* _TASK DETAILS_: Retype all of the data exactly as given.

Data extracted from a collection:
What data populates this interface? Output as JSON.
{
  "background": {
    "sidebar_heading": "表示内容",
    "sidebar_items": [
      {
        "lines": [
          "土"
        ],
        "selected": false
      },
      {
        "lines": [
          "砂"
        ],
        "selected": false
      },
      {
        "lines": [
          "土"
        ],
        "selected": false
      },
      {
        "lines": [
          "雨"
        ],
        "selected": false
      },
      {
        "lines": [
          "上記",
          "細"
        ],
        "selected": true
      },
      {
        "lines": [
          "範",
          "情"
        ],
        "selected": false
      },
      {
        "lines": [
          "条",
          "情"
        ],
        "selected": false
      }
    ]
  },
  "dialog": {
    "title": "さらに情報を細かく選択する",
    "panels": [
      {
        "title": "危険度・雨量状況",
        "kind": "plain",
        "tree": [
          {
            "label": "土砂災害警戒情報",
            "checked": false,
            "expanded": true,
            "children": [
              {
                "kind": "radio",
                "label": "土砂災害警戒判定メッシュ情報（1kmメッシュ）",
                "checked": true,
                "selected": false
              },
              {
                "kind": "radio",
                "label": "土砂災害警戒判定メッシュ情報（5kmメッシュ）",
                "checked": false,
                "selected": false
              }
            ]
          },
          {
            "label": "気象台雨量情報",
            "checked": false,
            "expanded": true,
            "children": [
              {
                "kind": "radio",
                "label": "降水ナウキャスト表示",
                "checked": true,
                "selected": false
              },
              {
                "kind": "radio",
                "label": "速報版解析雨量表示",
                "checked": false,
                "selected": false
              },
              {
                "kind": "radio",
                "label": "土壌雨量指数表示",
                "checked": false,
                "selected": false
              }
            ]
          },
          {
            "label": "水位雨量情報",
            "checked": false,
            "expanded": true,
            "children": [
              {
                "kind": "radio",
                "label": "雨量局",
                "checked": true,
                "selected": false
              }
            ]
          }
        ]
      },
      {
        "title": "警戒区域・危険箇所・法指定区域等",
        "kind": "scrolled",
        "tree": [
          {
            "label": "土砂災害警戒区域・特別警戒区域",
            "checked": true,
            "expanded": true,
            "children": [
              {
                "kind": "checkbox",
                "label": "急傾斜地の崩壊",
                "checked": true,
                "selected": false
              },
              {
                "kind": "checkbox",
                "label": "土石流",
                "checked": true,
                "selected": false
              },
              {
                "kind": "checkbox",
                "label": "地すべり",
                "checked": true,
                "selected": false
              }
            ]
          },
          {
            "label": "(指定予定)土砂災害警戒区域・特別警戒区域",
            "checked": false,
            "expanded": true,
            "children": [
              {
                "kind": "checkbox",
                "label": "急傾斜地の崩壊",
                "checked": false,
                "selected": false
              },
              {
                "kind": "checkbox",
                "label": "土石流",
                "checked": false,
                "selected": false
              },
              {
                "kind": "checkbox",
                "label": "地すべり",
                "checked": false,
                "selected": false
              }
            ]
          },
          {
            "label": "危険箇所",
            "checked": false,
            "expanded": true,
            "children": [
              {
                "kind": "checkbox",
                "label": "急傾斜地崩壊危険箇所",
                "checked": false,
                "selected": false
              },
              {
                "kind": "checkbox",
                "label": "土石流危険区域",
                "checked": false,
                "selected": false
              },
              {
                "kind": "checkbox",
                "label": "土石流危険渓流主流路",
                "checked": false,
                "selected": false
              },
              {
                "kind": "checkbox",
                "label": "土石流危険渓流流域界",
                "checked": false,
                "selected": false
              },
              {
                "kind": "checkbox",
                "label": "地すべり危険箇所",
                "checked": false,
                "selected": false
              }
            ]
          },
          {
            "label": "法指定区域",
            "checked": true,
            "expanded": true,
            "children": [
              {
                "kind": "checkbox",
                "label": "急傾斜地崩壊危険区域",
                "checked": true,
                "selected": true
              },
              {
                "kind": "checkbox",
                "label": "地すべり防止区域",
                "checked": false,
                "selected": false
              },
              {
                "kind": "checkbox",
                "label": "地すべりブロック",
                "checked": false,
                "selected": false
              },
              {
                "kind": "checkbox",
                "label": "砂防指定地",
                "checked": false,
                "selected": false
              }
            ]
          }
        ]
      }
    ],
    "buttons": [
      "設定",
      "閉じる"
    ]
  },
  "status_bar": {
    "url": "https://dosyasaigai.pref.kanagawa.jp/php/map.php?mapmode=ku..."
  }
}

* _TASK RESPONSE_:
What data populates this interface? Output as JSON.
{
  "background": {
    "sidebar_heading": "表示内容",
    "sidebar_items": [
      {
        "lines": [
          "土"
        ],
        "selected": false
      },
      {
        "lines": [
          "砂"
        ],
        "selected": false
      },
      {
        "lines": [
          "土"
        ],
        "selected": false
      },
      {
        "lines": [
          "雨"
        ],
        "selected": false
      },
      {
        "lines": [
          "上記",
          "細"
        ],
        "selected": true
      },
      {
        "lines": [
          "範",
          "情"
        ],
        "selected": false
      },
      {
        "lines": [
          "条",
          "情"
        ],
        "selected": false
      }
    ]
  },
  "dialog": {
    "title": "さらに情報を細かく選択する",
    "panels": [
      {
        "title": "危険度・雨量状況",
        "kind": "plain",
        "tree": [
          {
            "label": "土砂災害警戒情報",
            "checked": false,
            "expanded": true,
            "children": [
              {
                "kind": "radio",
                "label": "土砂災害警戒判定メッシュ情報（1kmメッシュ）",
                "checked": true,
                "selected": false
              },
              {
                "kind": "radio",
                "label": "土砂災害警戒判定メッシュ情報（5kmメッシュ）",
                "checked": false,
                "selected": false
              }
            ]
          },
          {
            "label": "気象台雨量情報",
            "checked": false,
            "expanded": true,
            "children": [
              {
                "kind": "radio",
                "label": "降水ナウキャスト表示",
                "checked": true,
                "selected": false
              },
              {
                "kind": "radio",
                "label": "速報版解析雨量表示",
                "checked": false,
                "selected": false
              },
              {
                "kind": "radio",
                "label": "土壌雨量指数表示",
                "checked": false,
                "selected": false
              }
            ]
          },
          {
            "label": "水位雨量情報",
            "checked": false,
            "expanded": true,
            "children": [
              {
                "kind": "radio",
                "label": "雨量局",
                "checked": true,
                "selected": false
              }
            ]
          }
        ]
      },
      {
        "title": "警戒区域・危険箇所・法指定区域等",
        "kind": "scrolled",
        "tree": [
          {
            "label": "土砂災害警戒区域・特別警戒区域",
            "checked": true,
            "expanded": true,
            "children": [
              {
                "kind": "checkbox",
                "label": "急傾斜地の崩壊",
                "checked": true,
                "selected": false
              },
              {
                "kind": "checkbox",
                "label": "土石流",
                "checked": true,
                "selected": false
              },
              {
                "kind": "checkbox",
                "label": "地すべり",
                "checked": true,
                "selected": false
              }
            ]
          },
          {
            "label": "(指定予定)土砂災害警戒区域・特別警戒区域",
            "checked": false,
            "expanded": true,
            "children": [
              {
                "kind": "checkbox",
                "label": "急傾斜地の崩壊",
                "checked": false,
                "selected": false
              },
              {
                "kind": "checkbox",
                "label": "土石流",
                "checked": false,
                "selected": false
              },
              {
                "kind": "checkbox",
                "label": "地すべり",
                "checked": false,
                "selected": false
              }
            ]
          },
          {
            "label": "危険箇所",
            "checked": false,
            "expanded": true,
            "children": [
              {
                "kind": "checkbox",
                "label": "急傾斜地崩壊危険箇所",
                "checked": false,
                "selected": false
              },
              {
                "kind": "checkbox",
                "label": "土石流危険区域",
                "checked": false,
                "selected": false
              },
              {
                "kind": "checkbox",
                "label": "土石流危険渓流主流路",
                "checked": false,
                "selected": false
              },
              {
                "kind": "checkbox",
                "label": "土石流危険渓流流域界",
                "checked": false,
                "selected": false
              },
              {
                "kind": "checkbox",
                "label": "地すべり危険箇所",
                "checked": false,
                "selected": false
              }
            ]
          },
          {
            "label": "法指定区域",
            "checked": true,
            "expanded": true,
            "children": [
              {
                "kind": "checkbox",
                "label": "急傾斜地崩壊危険区域",
                "checked": true,
                "selected": true
              },
              {
                "kind": "checkbox",
                "label": "地すべり防止区域",
                "checked": false,
                "selected": false
              },
              {
                "kind": "checkbox",
                "label": "地すべりブロック",
                "checked": false,
                "selected": false
              },
              {
                "kind": "checkbox",
                "label": "砂防指定地",
                "checked": false,
                "selected": false
              }
            ]
          }
        ]
      }
    ],
    "buttons": [
      "設定",
      "閉じる"
    ]
  },
  "status_bar": {
    "url": "https://dosyasaigai.pref.kanagawa.jp/php/map.php?mapmode=ku..."
  }
}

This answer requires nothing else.